The Global Fund, the largest contributor to programs that prevent and treat the three most deadly diseases in developing nations, is facing an anticipated $5 billion funding gap through 2010, due to an increase in demand from eligible countries.
The House is expected to approve $4.9 billion for bilateral HIV/AIDS programs in 2009 this week, and another $900 million for the Global Fund, up from $840 million in 2008. But, said Global Fund Head Michel Kazatchkine, the rise in demand will necessitate a substantial rise in commitments, and the Global Fund will be requesting three times that amount, $2.7 billion, from the United States for 2010.
AIDS activists are concerned the president's 2010 budget, which he is submitting to Congress on Feb. 26, will not contain a substantial increase in funding.

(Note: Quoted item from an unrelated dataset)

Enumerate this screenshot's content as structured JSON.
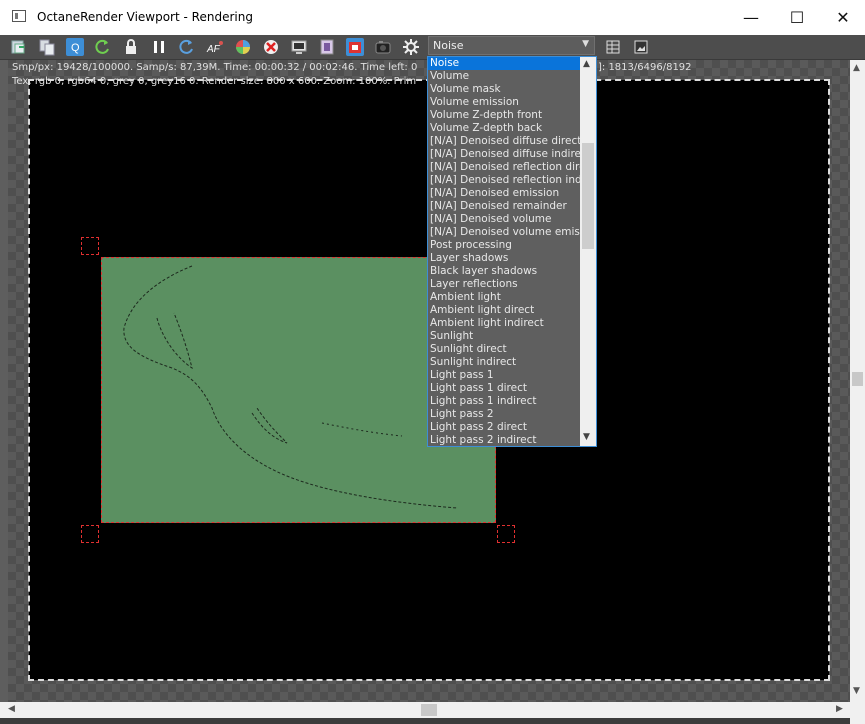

In the current economic conditions, Kazatchkine said, the needs of the developing countries will continue to grow and a failure of donor countries to meet those needs could have far reaching consequences for progress thus far and security.
The World Health Organization and the World Bank have both warned in recent months of the negative health impacts the global economic crisis could have in developing nations if health funding can't be sustained and social safety nets are not in place.
Hear Dr. Kazatchkine discuss the Global Fund's financial situation and the global economic crisis:
Hear Dr. Kazatchkine discuss what he would like to see from the new U.S. administration in the global health arena: